With over 60,000 employees worldwide, Meta maintains a strong focus on hiring and retaining top talent. Its managers make sure new hires understand the company’s core values so they can align their goals accordingly. As a result, their employees have given the company an overall culture score of 79/100, indicating a strong positive sentiment.
The onboarding process at Meta is run in a Bootcamp style. The activity lasts for six weeks and truly immerses employees in the company’s work culture. Here’s what happens at the Meta Employee Onboarding Bootcamp:
A day before the commencement of the Bootcamp, the IT team sets up the systems and installs the required applications for the new hires to perform their practical work. This intensive exercise sets the tone for the rest of the event.
The 45-minute Rule
The new hires attempt to complete their assigned tasks in 45 minutes. These may include bug fixes and feature development. Similar challenges are thrown at the new employees for six weeks, preparing them to be active problem-solvers at the organization.
Assigned Bootcamp Mentors
Meta assigns its experienced employees as mentors to guide new hires through the Bootcamp. They help newbies figure out how to solve the problems thrown at them, what to prioritize, and whom to work with.
During this intense onboarding exercise, the participants are encouraged to work with various teams on different projects. The objective is to help the new hires figure out which teams and products they want to work with the most based on their interests.
Introduction to Culture
An essential part of the onboarding process at Meta is communicating the culture of employees owning the company just as much as the managers or the top management.

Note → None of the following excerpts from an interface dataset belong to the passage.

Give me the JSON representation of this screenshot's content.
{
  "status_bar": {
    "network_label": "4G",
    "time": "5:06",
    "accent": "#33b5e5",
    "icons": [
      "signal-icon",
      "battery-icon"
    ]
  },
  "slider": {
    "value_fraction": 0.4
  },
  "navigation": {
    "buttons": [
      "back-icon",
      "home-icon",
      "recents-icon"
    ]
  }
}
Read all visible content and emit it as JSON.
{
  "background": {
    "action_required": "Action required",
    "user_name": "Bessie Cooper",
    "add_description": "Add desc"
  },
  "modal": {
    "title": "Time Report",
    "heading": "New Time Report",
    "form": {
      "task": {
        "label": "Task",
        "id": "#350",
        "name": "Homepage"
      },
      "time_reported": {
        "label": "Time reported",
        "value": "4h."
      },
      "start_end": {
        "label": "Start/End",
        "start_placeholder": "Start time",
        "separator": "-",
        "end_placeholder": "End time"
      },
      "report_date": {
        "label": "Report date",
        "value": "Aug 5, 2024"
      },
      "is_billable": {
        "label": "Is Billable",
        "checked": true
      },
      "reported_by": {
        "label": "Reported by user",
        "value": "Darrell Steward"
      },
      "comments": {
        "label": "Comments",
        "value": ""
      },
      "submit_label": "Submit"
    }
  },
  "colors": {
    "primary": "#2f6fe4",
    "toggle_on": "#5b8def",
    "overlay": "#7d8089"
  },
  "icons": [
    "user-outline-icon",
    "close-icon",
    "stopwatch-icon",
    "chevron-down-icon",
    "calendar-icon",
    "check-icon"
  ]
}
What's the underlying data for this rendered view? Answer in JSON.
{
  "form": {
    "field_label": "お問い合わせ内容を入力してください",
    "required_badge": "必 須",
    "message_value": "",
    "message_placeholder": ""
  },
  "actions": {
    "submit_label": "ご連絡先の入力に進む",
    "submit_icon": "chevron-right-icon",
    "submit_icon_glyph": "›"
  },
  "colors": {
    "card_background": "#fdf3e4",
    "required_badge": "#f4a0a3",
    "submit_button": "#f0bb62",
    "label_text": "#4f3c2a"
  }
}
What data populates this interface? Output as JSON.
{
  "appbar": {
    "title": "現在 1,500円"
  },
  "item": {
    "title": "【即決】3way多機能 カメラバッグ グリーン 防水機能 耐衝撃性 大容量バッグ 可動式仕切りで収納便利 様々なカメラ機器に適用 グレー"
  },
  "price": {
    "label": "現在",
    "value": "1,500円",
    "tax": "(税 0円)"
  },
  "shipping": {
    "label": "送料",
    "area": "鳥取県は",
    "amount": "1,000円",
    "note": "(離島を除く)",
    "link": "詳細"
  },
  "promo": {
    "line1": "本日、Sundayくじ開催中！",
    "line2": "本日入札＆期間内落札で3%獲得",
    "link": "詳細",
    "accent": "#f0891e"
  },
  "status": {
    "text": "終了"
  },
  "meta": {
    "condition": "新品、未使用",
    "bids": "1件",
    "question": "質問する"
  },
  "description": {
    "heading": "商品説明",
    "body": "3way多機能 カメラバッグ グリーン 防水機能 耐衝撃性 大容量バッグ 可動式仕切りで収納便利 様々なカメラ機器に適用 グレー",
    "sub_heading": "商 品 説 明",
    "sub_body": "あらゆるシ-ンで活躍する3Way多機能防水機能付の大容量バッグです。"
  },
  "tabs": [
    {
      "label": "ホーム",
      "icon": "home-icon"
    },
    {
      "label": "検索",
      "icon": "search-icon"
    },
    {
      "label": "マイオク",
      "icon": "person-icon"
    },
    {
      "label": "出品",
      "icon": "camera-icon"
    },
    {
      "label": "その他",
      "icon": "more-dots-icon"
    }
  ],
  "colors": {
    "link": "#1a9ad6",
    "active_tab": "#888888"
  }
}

The company has internal workgroups to discuss workplace culture and continuously improve it with the help of employee feedback.
How Twitter Onboards New Employees
Twitter’s onboarding process is a meticulous exercise spread over 75 different activities between the new hire, the HR team, and the hiring manager. Some of these activities are:
Laptop procurement and setup
Availability of relevant documents explaining the job role and expectations
The company has perfected the art of onboarding and refers to their process as “Yes to Desk” – referring to the set of activities that take place from the time of the offer acceptance until the employee shows up on the first day.
From the outset, a manager joins new hires to make them feel comfortable. After that, the employee gets to explore the office space, meet with IT, and gets familiarized with the facilities.
At lunch, the new employee meets the team they will work with. You’d never see a new hire looking for a chair at lunch. It would be reserved for them. Later on, a happy hour with the team is scheduled so the new hires can socialize in an informal setting.
Continuous feedback is a critical element of Twitter’s onboarding process. So, after a few months of joining, the employees are asked what they liked and didn’t like about the onboarding process. What worked? How can it be improved? Twitter’s HR and decision-makers take this feedback seriously and continuously improve their process.
Apart from these popular tech companies, most successful organizations have well-defined employee onboarding processes. If you want to study more examples, here are some excellent case studies of organizations onboarding employees the right way.
Are You Ready To Onboard New Employees The Right Way?
Throughout this article, we have learned how crucial the onboarding process is for new hires to build a connection with the company. We’ve also seen how onboarding is the way for employers to make a solid first impression, retain employees, and make the best use of their talents.
Building an effective onboarding process may be a costly exercise, but the cost of not building one is far greater in the long run.
Want to create an employee onboarding process that seamlessly integrates all your cross-functional teams and helps you automate onboarding effectively? Then check out our list of the best onboarding software in which we’ve reviewed and rated the finest onboarding tools after extensive research.